> [Source data]
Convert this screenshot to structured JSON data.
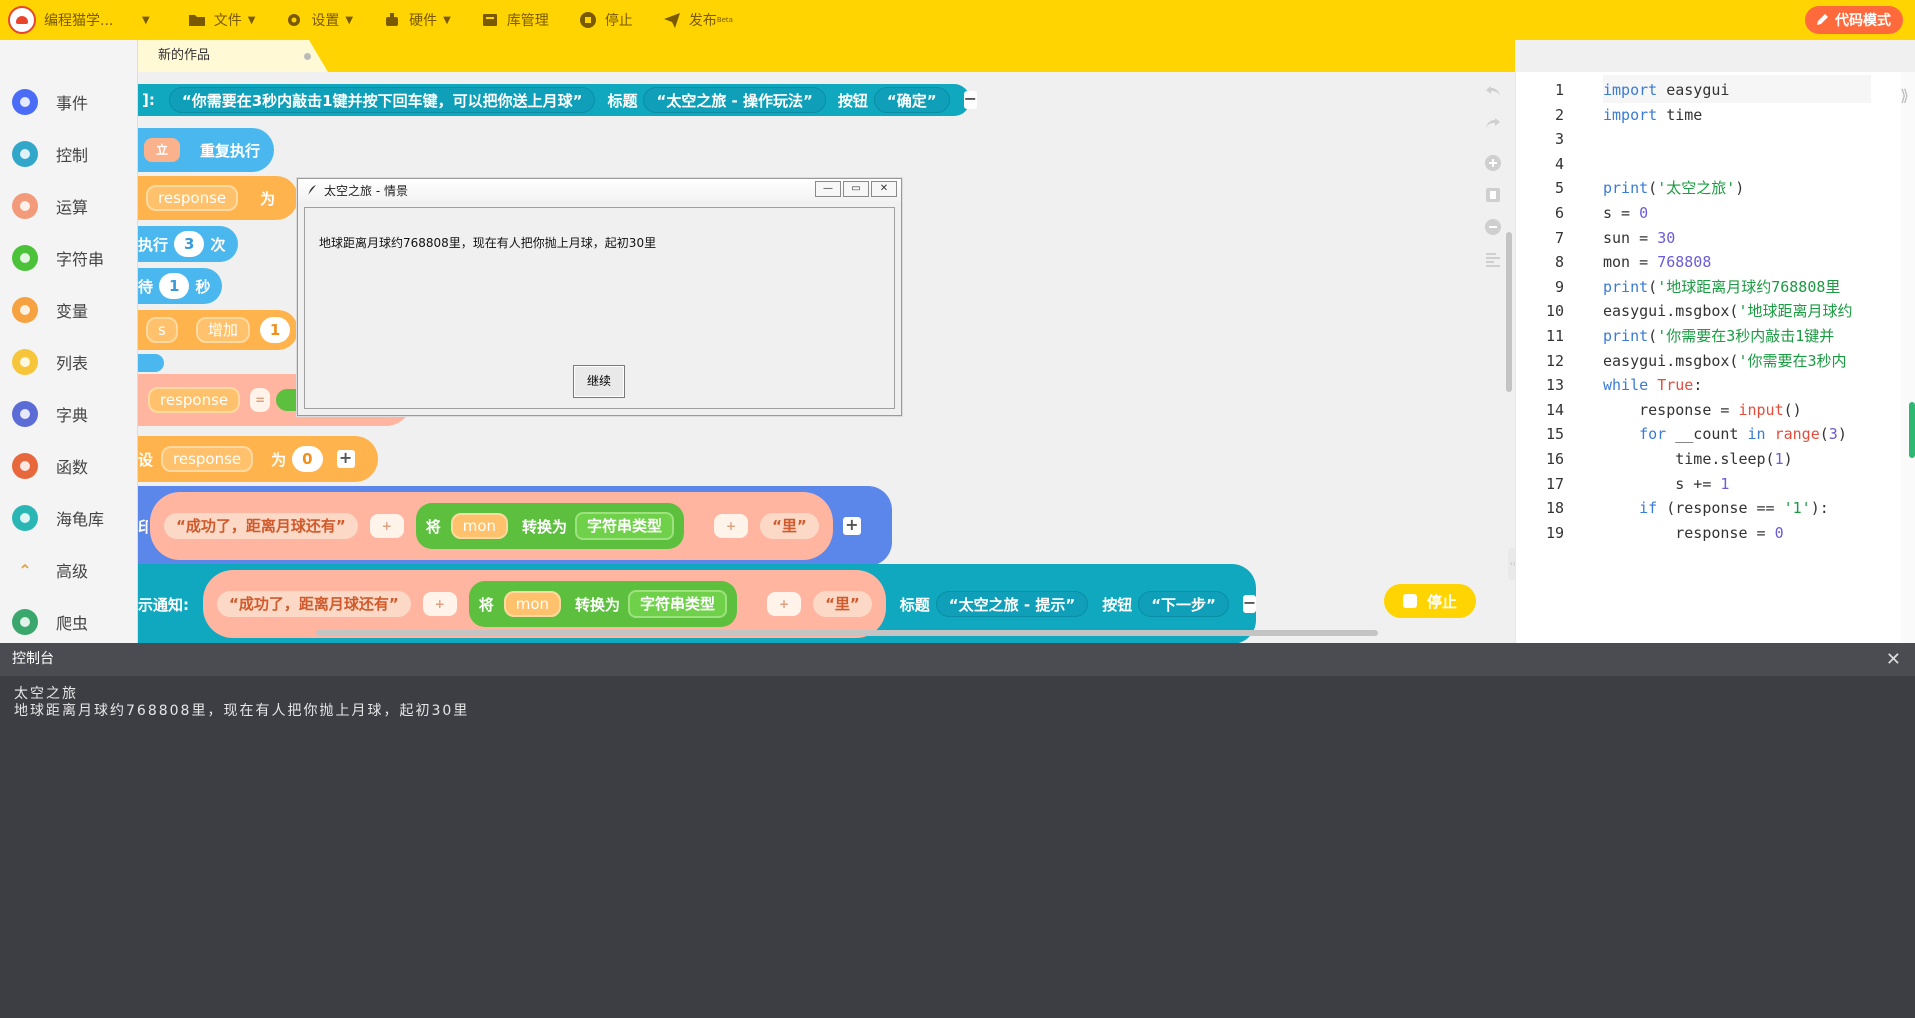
{
  "topbar": {
    "brand": "编程猫学...",
    "menus": [
      {
        "label": "文件",
        "icon": "folder-icon",
        "has_caret": true
      },
      {
        "label": "设置",
        "icon": "gear-icon",
        "has_caret": true
      },
      {
        "label": "硬件",
        "icon": "robot-icon",
        "has_caret": true
      },
      {
        "label": "库管理",
        "icon": "library-icon",
        "has_caret": false
      },
      {
        "label": "停止",
        "icon": "stop-icon",
        "has_caret": false
      },
      {
        "label": "发布",
        "icon": "send-icon",
        "has_caret": false
      }
    ],
    "publish_sup": "Beta",
    "code_mode": "代码模式",
    "accent": "#ffd400"
  },
  "sidebar": {
    "items": [
      {
        "label": "事件",
        "icon": "event-icon",
        "color": "#4a6cf7"
      },
      {
        "label": "控制",
        "icon": "gamepad-icon",
        "color": "#32a7c9"
      },
      {
        "label": "运算",
        "icon": "calc-icon",
        "color": "#f39a7a"
      },
      {
        "label": "字符串",
        "icon": "string-icon",
        "color": "#4cc13a"
      },
      {
        "label": "变量",
        "icon": "variable-icon",
        "color": "#f7a241"
      },
      {
        "label": "列表",
        "icon": "list-icon",
        "color": "#f7c53a"
      },
      {
        "label": "字典",
        "icon": "dict-icon",
        "color": "#5c6cd6"
      },
      {
        "label": "函数",
        "icon": "function-icon",
        "color": "#e8683e"
      },
      {
        "label": "海龟库",
        "icon": "turtle-icon",
        "color": "#2bb6b6"
      },
      {
        "label": "高级",
        "icon": "chevron-up-icon",
        "color": "#f4f4f4"
      },
      {
        "label": "爬虫",
        "icon": "spider-icon",
        "color": "#3aa76d"
      }
    ]
  },
  "tab": {
    "label": "新的作品"
  },
  "blocks": {
    "row1_prefix": "]:",
    "row1_msg": "“你需要在3秒内敲击1键并按下回车键，可以把你送上月球”",
    "row1_title_label": "标题",
    "row1_title": "“太空之旅 - 操作玩法”",
    "row1_btn_label": "按钮",
    "row1_btn": "“确定”",
    "row2_prefix": "立",
    "row2_label": "重复执行",
    "row3_var": "response",
    "row3_as": "为",
    "row4_prefix": "执行",
    "row4_num": "3",
    "row4_unit": "次",
    "row5_prefix": "待",
    "row5_num": "1",
    "row5_unit": "秒",
    "row6_var": "s",
    "row6_op": "增加",
    "row6_num": "1",
    "row7_var": "response",
    "row7_op": "=",
    "row8_prefix": "设",
    "row8_var": "response",
    "row8_as": "为",
    "row8_num": "0",
    "row9_prefix": "印",
    "row9_str": "“成功了，距离月球还有”",
    "row9_plus": "+",
    "row9_convert": "将",
    "row9_var": "mon",
    "row9_to": "转换为",
    "row9_type": "字符串类型",
    "row9_plus2": "+",
    "row9_end": "“里”",
    "row10_prefix": "示通知:",
    "row10_str": "“成功了，距离月球还有”",
    "row10_plus": "+",
    "row10_convert": "将",
    "row10_var": "mon",
    "row10_to": "转换为",
    "row10_type": "字符串类型",
    "row10_plus2": "+",
    "row10_end": "“里”",
    "row10_title_label": "标题",
    "row10_title": "“太空之旅 - 提示”",
    "row10_btn_label": "按钮",
    "row10_btn": "“下一步”",
    "stop_label": "停止"
  },
  "dialog": {
    "title": "太空之旅 - 情景",
    "message": "地球距离月球约768808里，现在有人把你抛上月球，起初30里",
    "button": "继续"
  },
  "editor": {
    "lines": [
      {
        "n": "1",
        "html": "<span class='kw'>import</span> easygui"
      },
      {
        "n": "2",
        "html": "<span class='kw'>import</span> time"
      },
      {
        "n": "3",
        "html": ""
      },
      {
        "n": "4",
        "html": ""
      },
      {
        "n": "5",
        "html": "<span class='kw'>print</span>(<span class='str'>'太空之旅'</span>)"
      },
      {
        "n": "6",
        "html": "s = <span class='num'>0</span>"
      },
      {
        "n": "7",
        "html": "sun = <span class='num'>30</span>"
      },
      {
        "n": "8",
        "html": "mon = <span class='num'>768808</span>"
      },
      {
        "n": "9",
        "html": "<span class='kw'>print</span>(<span class='str'>'地球距离月球约768808里</span>"
      },
      {
        "n": "10",
        "html": "easygui.msgbox(<span class='str'>'地球距离月球约</span>"
      },
      {
        "n": "11",
        "html": "<span class='kw'>print</span>(<span class='str'>'你需要在3秒内敲击1键并</span>"
      },
      {
        "n": "12",
        "html": "easygui.msgbox(<span class='str'>'你需要在3秒内</span>"
      },
      {
        "n": "13",
        "html": "<span class='kw'>while</span> <span class='fn'>True</span>:"
      },
      {
        "n": "14",
        "html": "    response = <span class='fn'>input</span>()"
      },
      {
        "n": "15",
        "html": "    <span class='kw'>for</span> __count <span class='kw'>in</span> <span class='fn'>range</span>(<span class='num'>3</span>)"
      },
      {
        "n": "16",
        "html": "        time.sleep(<span class='num'>1</span>)"
      },
      {
        "n": "17",
        "html": "        s += <span class='num'>1</span>"
      },
      {
        "n": "18",
        "html": "    <span class='kw'>if</span> (response == <span class='str'>'1'</span>):"
      },
      {
        "n": "19",
        "html": "        response = <span class='num'>0</span>"
      }
    ]
  },
  "console": {
    "title": "控制台",
    "lines": [
      "太空之旅",
      "地球距离月球约768808里，现在有人把你抛上月球，起初30里"
    ]
  }
}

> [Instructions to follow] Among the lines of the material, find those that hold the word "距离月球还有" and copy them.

> [Answer below]
    "row9_str": "“成功了，距离月球还有”",
    "row10_str": "“成功了，距离月球还有”",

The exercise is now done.